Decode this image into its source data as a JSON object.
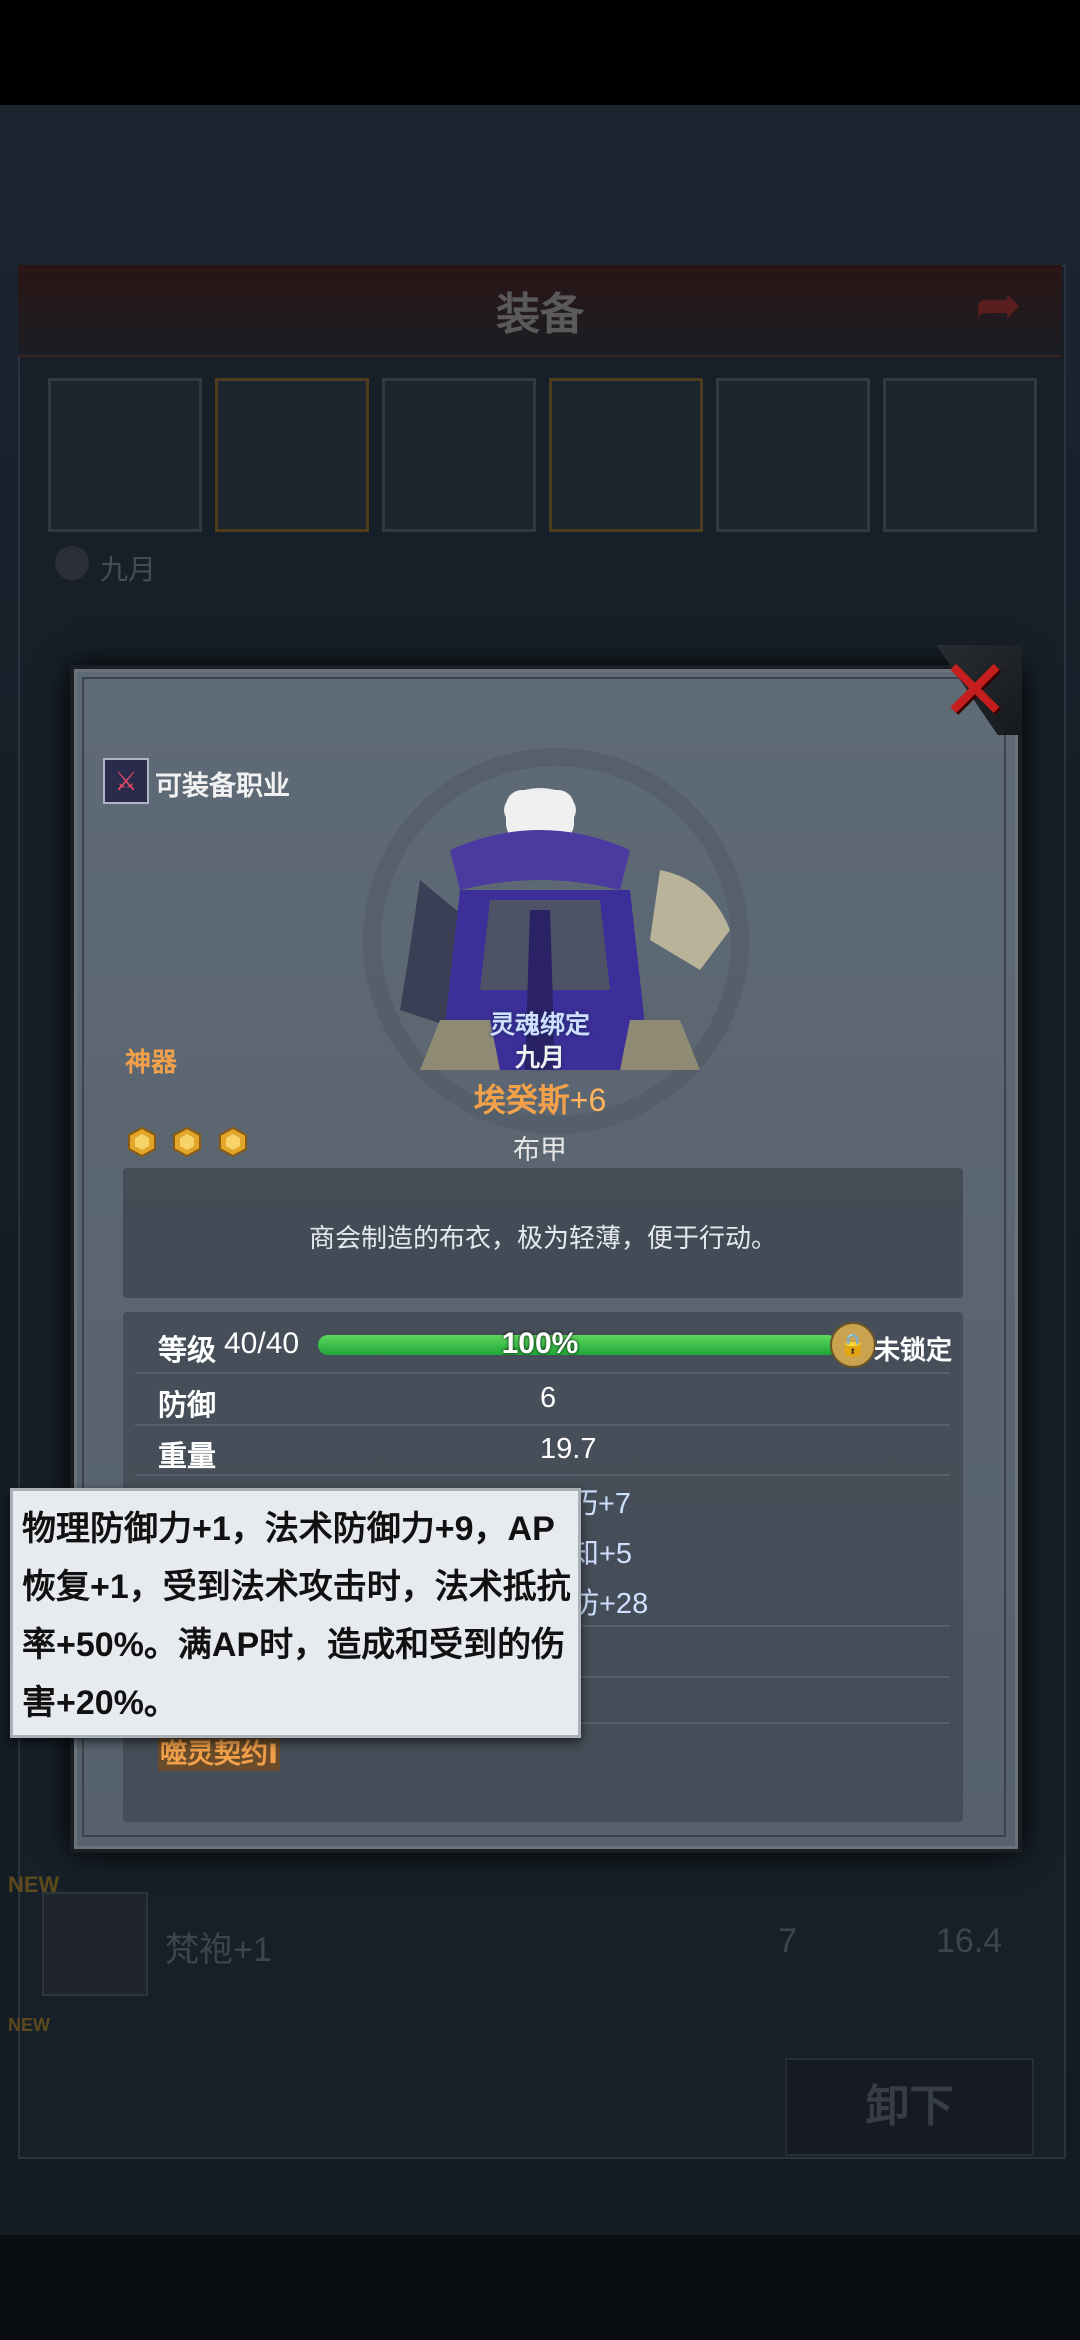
{
  "background": {
    "title": "装备",
    "owner": "九月",
    "new_badges": [
      "NEW",
      "NEW"
    ],
    "list_row": {
      "name": "梵袍+1",
      "value1": "7",
      "value2": "16.4"
    },
    "unequip_label": "卸下"
  },
  "modal": {
    "job_label": "可装备职业",
    "soul_bind": "灵魂绑定",
    "owner_name": "九月",
    "item_name": "埃癸斯",
    "item_plus": "+6",
    "item_type": "布甲",
    "rarity": "神器",
    "rarity_gems": 3,
    "description": "商会制造的布衣，极为轻薄，便于行动。",
    "level_label": "等级",
    "level_value": "40/40",
    "level_progress": 1.0,
    "level_percent": "100%",
    "lock_text": "未锁定",
    "stats": [
      {
        "label": "防御",
        "value": "6"
      },
      {
        "label": "重量",
        "value": "19.7"
      }
    ],
    "partial_right": [
      "技巧+7",
      "知+5",
      "坊+28"
    ],
    "contract": "噬灵契约Ⅰ"
  },
  "tooltip": {
    "text": "物理防御力+1，法术防御力+9，AP恢复+1，受到法术攻击时，法术抵抗率+50%。满AP时，造成和受到的伤害+20%。"
  },
  "colors": {
    "accent_orange": "#f2a14a",
    "progress_green": "#1fa63a",
    "close_red": "#c41e1e"
  }
}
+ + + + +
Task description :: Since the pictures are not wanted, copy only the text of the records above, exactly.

Task response ::
Decode this image into its source data as a JSON object.
{
  "background": {
    "title": "装备",
    "owner": "九月",
    "new_badges": [
      "NEW",
      "NEW"
    ],
    "list_row": {
      "name": "梵袍+1",
      "value1": "7",
      "value2": "16.4"
    },
    "unequip_label": "卸下"
  },
  "modal": {
    "job_label": "可装备职业",
    "soul_bind": "灵魂绑定",
    "owner_name": "九月",
    "item_name": "埃癸斯",
    "item_plus": "+6",
    "item_type": "布甲",
    "rarity": "神器",
    "rarity_gems": 3,
    "description": "商会制造的布衣，极为轻薄，便于行动。",
    "level_label": "等级",
    "level_value": "40/40",
    "level_progress": 1.0,
    "level_percent": "100%",
    "lock_text": "未锁定",
    "stats": [
      {
        "label": "防御",
        "value": "6"
      },
      {
        "label": "重量",
        "value": "19.7"
      }
    ],
    "partial_right": [
      "技巧+7",
      "知+5",
      "坊+28"
    ],
    "contract": "噬灵契约Ⅰ"
  },
  "tooltip": {
    "text": "物理防御力+1，法术防御力+9，AP恢复+1，受到法术攻击时，法术抵抗率+50%。满AP时，造成和受到的伤害+20%。"
  },
  "colors": {
    "accent_orange": "#f2a14a",
    "progress_green": "#1fa63a",
    "close_red": "#c41e1e"
  }
}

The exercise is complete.